▸ TRY IT
Could every line of the data be copied out once more, exactly?

(Data about app and page elements)
━━━━━━

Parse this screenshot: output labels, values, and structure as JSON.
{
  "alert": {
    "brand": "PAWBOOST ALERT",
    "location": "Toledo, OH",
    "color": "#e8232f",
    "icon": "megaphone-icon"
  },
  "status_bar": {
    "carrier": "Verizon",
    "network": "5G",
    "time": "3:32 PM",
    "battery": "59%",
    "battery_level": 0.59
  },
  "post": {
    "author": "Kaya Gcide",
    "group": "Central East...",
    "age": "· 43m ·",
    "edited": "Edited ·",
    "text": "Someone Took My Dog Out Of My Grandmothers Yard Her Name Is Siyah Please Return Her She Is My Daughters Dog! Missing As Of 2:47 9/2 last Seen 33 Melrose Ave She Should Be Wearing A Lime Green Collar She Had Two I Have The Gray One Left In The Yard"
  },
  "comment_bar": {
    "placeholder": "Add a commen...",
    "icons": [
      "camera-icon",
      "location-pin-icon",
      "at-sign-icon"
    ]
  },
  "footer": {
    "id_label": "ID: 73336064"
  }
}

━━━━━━

▸ WORKED SOLUTION
Parse this screenshot: output labels, values, and structure as JSON.
{
  "alert": {
    "brand": "PAWBOOST ALERT",
    "location": "Toledo, OH",
    "color": "#e8232f",
    "icon": "megaphone-icon"
  },
  "status_bar": {
    "carrier": "Verizon",
    "network": "5G",
    "time": "3:32 PM",
    "battery": "59%",
    "battery_level": 0.59
  },
  "post": {
    "author": "Kaya Gcide",
    "group": "Central East...",
    "age": "· 43m ·",
    "edited": "Edited ·",
    "text": "Someone Took My Dog Out Of My Grandmothers Yard Her Name Is Siyah Please Return Her She Is My Daughters Dog! Missing As Of 2:47 9/2 last Seen 33 Melrose Ave She Should Be Wearing A Lime Green Collar She Had Two I Have The Gray One Left In The Yard"
  },
  "comment_bar": {
    "placeholder": "Add a commen...",
    "icons": [
      "camera-icon",
      "location-pin-icon",
      "at-sign-icon"
    ]
  },
  "footer": {
    "id_label": "ID: 73336064"
  }
}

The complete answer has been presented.